Putting in bike lanes or reducing parking can be a politically dangerous move, especially in New York. But for the past year and a half, political action committee StreetsPAC has been fighting for pro-pedestrian, pro-biking and pro-transit candidates in NYC and Albany — and gaining ground.
In the 2013 city elections, 13 of StreetsPAC’s 18 endorsed candidates won in competitive primary elections (including Mayor Bill de Blasio). In state primaries last month, three out of five StreetsPAC-backed candidates won.
“Policy is good, but politics, especially the fear of not getting re-elected, is just as important,” says Glenn McAnanama, a founding board member of StreetsPAC.
Taking the safe streets movement from advocacy into electoral politics, StreetsPAC asks candidates to fill out a questionnaire about their stances on policies like complete street redesigns, speeding cameras and transit funding. Then, the group’s board, which is made up of local transportation advocates, sits down for an interview with the politicians.

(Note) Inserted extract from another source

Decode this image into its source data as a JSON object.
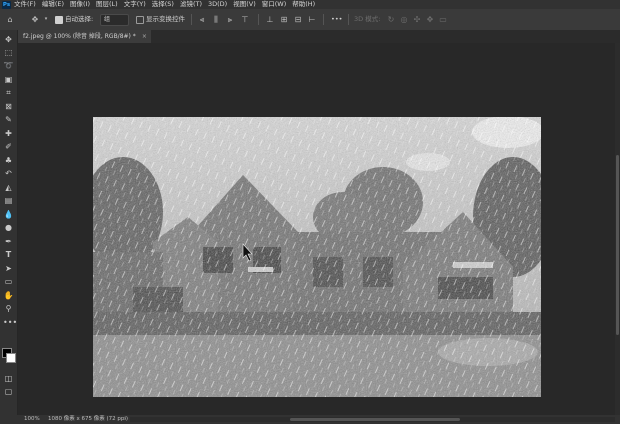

In a number of races, multiple candidates have filled out questionnaires and vied for an endorsement.
Endorsed candidates get a modest monetary contribution, get-out-the-vote support from StreetsPAC volunteers and — perhaps most importantly — a stamp of approval that tells voters the pol will fight for pedestrians, cyclists and straphangers.
One of the group’s biggest wins last year was in Brooklyn, where Carlos Menchaca, 34, was the only candidate in the city to defeat a sitting New York City Council member.
“[The incumbent] wasn’t a leader, she wasn’t someone who was pushing forward on this new direction of livable streets,” McAnanama says of Menchaca’s primary opponent, Democrat Sara M. Gonzalez. “Carlos was a breath of fresh air. He spoke so clearly on our issues.”
Instead of spending their time questioning new bike lanes, the Council’s Transportation Committee — which includes Menchaca and seven other StreetsPAC endorsees — now passes legislation making city streets safer. In June, the council passed a bill making it a misdemeanor for a driver to injure a pedestrian or biker who had the right of way — previously, a lowly traffic violation.
The group has endorsed both political newcomers like Menchaca and longtime politicians like Brooklyn Assembly Member Felix Ortiz who, in 2000, passed the first law in the country to ban driving while talking on a cell phone.
Currently, the highest-profile transportation issue in the city is Vision Zero, Mayor de Blasio’s plan to eliminate traffic-related fatalities in New York. Created with input from transportation advocates, the plan has resulted in street redesigns, new speeding cameras and, last month, a new law to increase fines for hit-and-run drivers by up to $10,000. In November, the city’s speed limit will be reduced from 30 mph to 25 mph.
Having a Council stacked with those favorable to street safety makes such measures less politically dangerous for the Mayor.
Another issue on the horizon is transit funding, “one of the third rails of state politics,” according to McAnanama. The $32 billion capital plan released by New York’s Metropolitan Transportation Authority last month has a $15.2 billion funding hole with no prospects to fill it.
Mayor Michael Bloomberg’s congestion pricing plan, which would have taxed commuters entering Manhattan’s Central Business District and used that revenue to fund the MTA, was defeated in the state legislature in 2008. The fact that Bloomberg couldn’t assemble a pro-transit coalition to approve congestion pricing shows how important it is to elect representatives who would vote for similar reforms, a key element in the StreetsPAC questionnaire, McAnanama says.
The group has been funded mostly with donations of $25 to $250 from New Yorkers, according to state Board of Elections filings.
“A lot of PACs are created to represent special interests,” says Hank Sheinkopf, a veteran New York political consultant. “But it’s funded by small dollar donations, so it can be a real voice for public transit in elections. That’s good.”
In New York, where labor unions and some advocacy groups and PACs have been wielding political power for decades, StreetsPAC still has to work on name recognition. McAnanama sees an opportunity for the group in “identifying challengers early to run against incumbents that oppose or obstruct livable streets priorities.”
The group doesn’t lack for passion or ambition. Expanding its muscle, StreetsPAC has endorsed three suburban Long Island candidates in the November general election. McAnanama says StreetPAC’s message still resonates in the land of Levittown.
“The idea of basic safety infrastructure, really taking safety as a priority on roads, is a very compelling issue to suburban voters,” he says. “Talking to some of the candidates in Long Island, they get that.”
And while the group has no plans to expand outside of New York State, cities around the country that have large transit systems and growing biking communities — think Boston, San Francisco, Chicago — could be prime for a StreetsPAC-like group.
“Anywhere you have a transit network, there’s a lot of advocacy organizations,” McAnanama says. “But getting involved in the electoral process is an important step. … When you’re actually getting involved in the business of getting elected, it can become very real to [candidates] in a way that pure policy cannot.”
Casey Tolan is an urban studies student at Columbia University. He has written for CNN International, the New York Daily News, Gotham Gazette and other outlets.